About what happened to Doctor Loerder Von Herbst little is known, other than the following very strange article which was printed in the “Mountain Democrat” on November 29, 1879, a few months following the conclusion of the “Squaw Hollow Sensation.”
“More about the ‘Missing Link.’
“Some time ago the papers contained notices of the discovery, in certain ancient mounds of Japan, of certain fossil remains of a creature existent in the pre-historic age, that seemed to be identical with Darwin’s hypothetical ‘missing link’ between the man and monkey. From our old friend, Dr. Von Herbst, who immediately hastened to the scene of the reported explorations, we have received an interesting account (in German, of course) of additional discoveries.
“In the same mound with the ‘missing link’ were found several large sections of tan-bark, on the inner surface of which were rude sketches, evidently rough scratchings by a member of the genus Canis, which afford a very good clue to the appearance and habits of the being whose remains have attracted some much interest. One of these sketches assures us that the creature wore a plug hat and ambrosial (Note: “worthy of the gods”) side-whiskers, and had lower extremities that were longer from the ankle-joint outward than from that joint to the junction with the body. Another sketch represents the creature with a goose-quill in one hand, while with the other he waves a nether garment that seems all covered with gouts of gore, from which is drawn the inference that he must have edited a prehistoric ‘Stalwart’ newspaper. Another sketch represents him as feathered, cackling like an old hen over an old Indian mortar, as though he had found a veritable ‘mare’s nest,’ and making a crazy attempt to scratch up a fossil joke.

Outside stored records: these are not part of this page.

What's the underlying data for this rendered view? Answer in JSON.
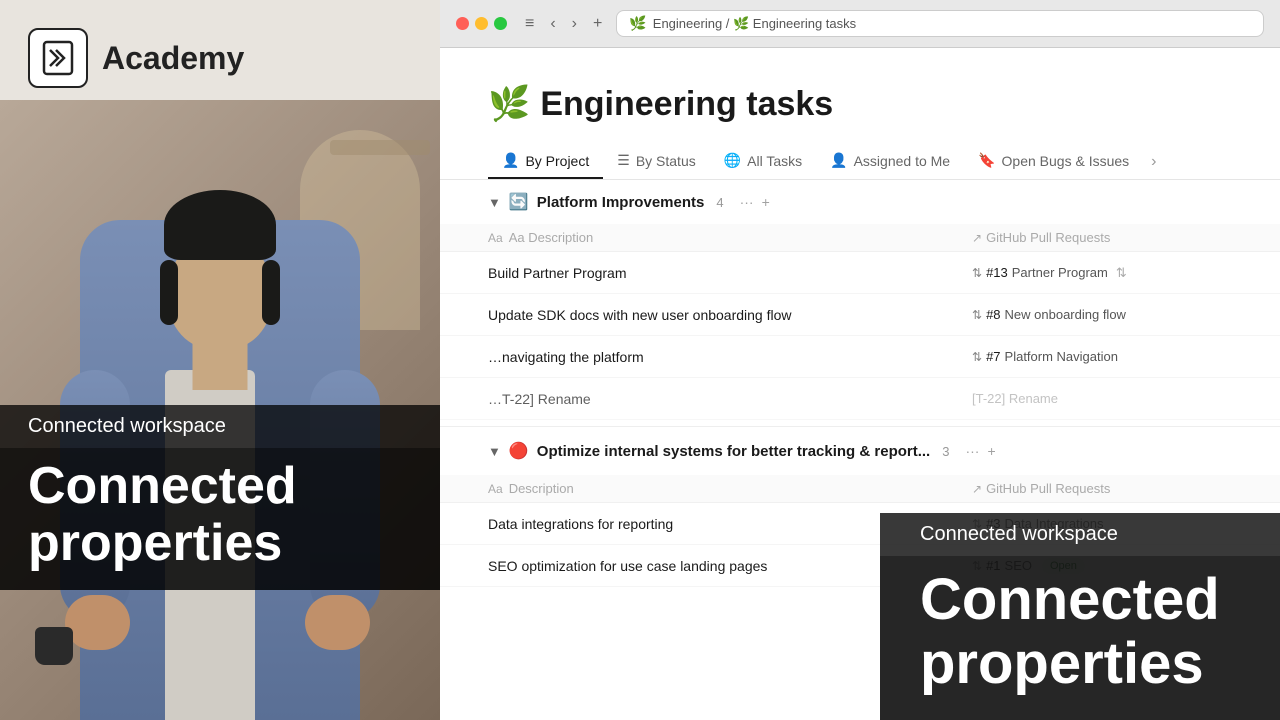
{
  "left_panel": {
    "logo_text": "N",
    "academy_label": "Academy",
    "subtitle": "Connected workspace",
    "main_title": "Connected properties"
  },
  "browser": {
    "traffic_lights": [
      "red",
      "yellow",
      "green"
    ],
    "breadcrumb": "Engineering / 🌿 Engineering tasks",
    "back_btn": "‹",
    "forward_btn": "›",
    "add_btn": "+",
    "menu_btn": "≡"
  },
  "notion_page": {
    "title_emoji": "🌿",
    "title": "Engineering tasks",
    "tabs": [
      {
        "id": "by-project",
        "icon": "👤",
        "label": "By Project",
        "active": true
      },
      {
        "id": "by-status",
        "icon": "☰",
        "label": "By Status",
        "active": false
      },
      {
        "id": "all-tasks",
        "icon": "🌐",
        "label": "All Tasks",
        "active": false
      },
      {
        "id": "assigned",
        "icon": "👤",
        "label": "Assigned to Me",
        "active": false
      },
      {
        "id": "bugs",
        "icon": "🔖",
        "label": "Open Bugs & Issues",
        "active": false
      }
    ]
  },
  "group1": {
    "toggle": "▼",
    "emoji": "🔄",
    "title": "Platform Improvements",
    "count": "4",
    "col_header_main": "Aa Description",
    "col_header_right": "↗ GitHub Pull Requests",
    "rows": [
      {
        "title": "Build Partner Program",
        "pr_icon": "⇅",
        "pr_number": "#13",
        "pr_name": "Partner Program"
      },
      {
        "title": "Update SDK docs with new user onboarding flow",
        "pr_icon": "⇅",
        "pr_number": "#8",
        "pr_name": "New onboarding flow"
      },
      {
        "title": "…navigating the platform",
        "pr_icon": "⇅",
        "pr_number": "#7",
        "pr_name": "Platform Navigation"
      },
      {
        "title": "…T-22] Rename",
        "pr_icon": "",
        "pr_number": "",
        "pr_name": ""
      }
    ]
  },
  "group2": {
    "toggle": "▼",
    "emoji": "🔴",
    "title": "Optimize internal systems for better tracking & report...",
    "count": "3",
    "col_header_main": "Aa Description",
    "col_header_right": "↗ GitHub Pull Requests",
    "rows": [
      {
        "title": "Data integrations for reporting",
        "pr_icon": "⇅",
        "pr_number": "#3",
        "pr_name": "Data Integrations"
      },
      {
        "title": "SEO optimization for use case landing pages",
        "pr_icon": "⇅",
        "pr_number": "#1",
        "pr_name": "SEO",
        "badge": "Open"
      }
    ]
  },
  "overlay": {
    "subtitle": "Connected workspace",
    "main_title": "Connected properties"
  }
}
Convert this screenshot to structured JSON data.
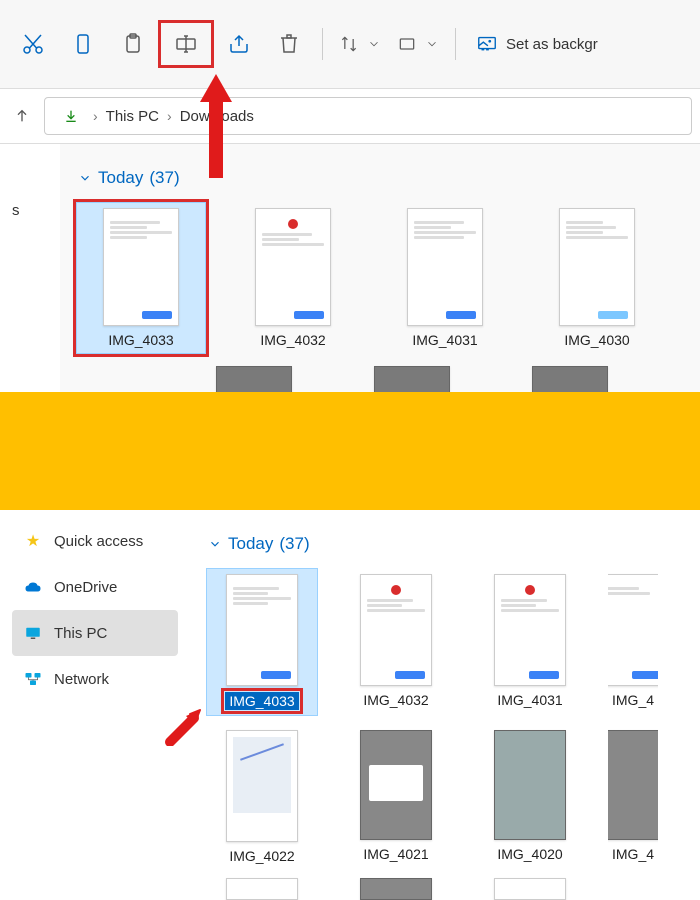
{
  "toolbar": {
    "set_background": "Set as backgr"
  },
  "breadcrumb": {
    "parts": [
      "This PC",
      "Downloads"
    ]
  },
  "group_header_top": {
    "label": "Today",
    "count": "(37)"
  },
  "files_top": [
    {
      "name": "IMG_4033"
    },
    {
      "name": "IMG_4032"
    },
    {
      "name": "IMG_4031"
    },
    {
      "name": "IMG_4030"
    }
  ],
  "sidebar": {
    "quick": "Quick access",
    "onedrive": "OneDrive",
    "thispc": "This PC",
    "network": "Network"
  },
  "group_header_bottom": {
    "label": "Today",
    "count": "(37)"
  },
  "files_bottom_r1": [
    {
      "name": "IMG_4033"
    },
    {
      "name": "IMG_4032"
    },
    {
      "name": "IMG_4031"
    },
    {
      "name": "IMG_4"
    }
  ],
  "files_bottom_r2": [
    {
      "name": "IMG_4022"
    },
    {
      "name": "IMG_4021"
    },
    {
      "name": "IMG_4020"
    },
    {
      "name": "IMG_4"
    }
  ],
  "sidebar_top": {
    "truncated": "s"
  }
}
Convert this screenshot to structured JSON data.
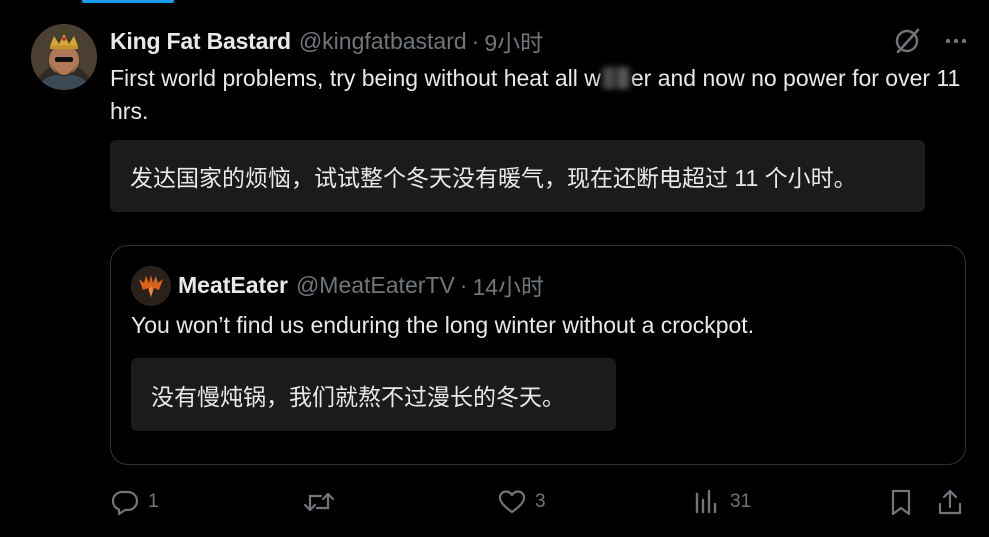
{
  "tweet": {
    "display_name": "King Fat Bastard",
    "handle": "@kingfatbastard",
    "separator": "·",
    "time": "9小时",
    "text_part1": "First world problems, try being without heat all w",
    "text_part2": "er and now no power for over 11 hrs.",
    "translation": "发达国家的烦恼，试试整个冬天没有暖气，现在还断电超过 11 个小时。"
  },
  "quote": {
    "display_name": "MeatEater",
    "handle": "@MeatEaterTV",
    "separator": "·",
    "time": "14小时",
    "text": "You won’t find us enduring the long winter without a crockpot.",
    "translation": "没有慢炖锅，我们就熬不过漫长的冬天。"
  },
  "actions": {
    "replies": "1",
    "retweets": "",
    "likes": "3",
    "views": "31"
  },
  "icons": {
    "header": [
      "grok-icon",
      "more-icon"
    ],
    "actions": [
      "reply-icon",
      "retweet-icon",
      "like-icon",
      "views-icon",
      "bookmark-icon",
      "share-icon"
    ]
  },
  "colors": {
    "background": "#000000",
    "text": "#e7e9ea",
    "muted": "#71767b",
    "translation_bg": "#1c1a1b",
    "border": "#2f3336",
    "accent": "#1d9bf0"
  }
}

“From all of which the old Doctor concludes that the ‘missing link’ is simply a link of the outside of a prehistoric string of sausages, not essentially different from a similar link that may be seen on our streets any day of the week.”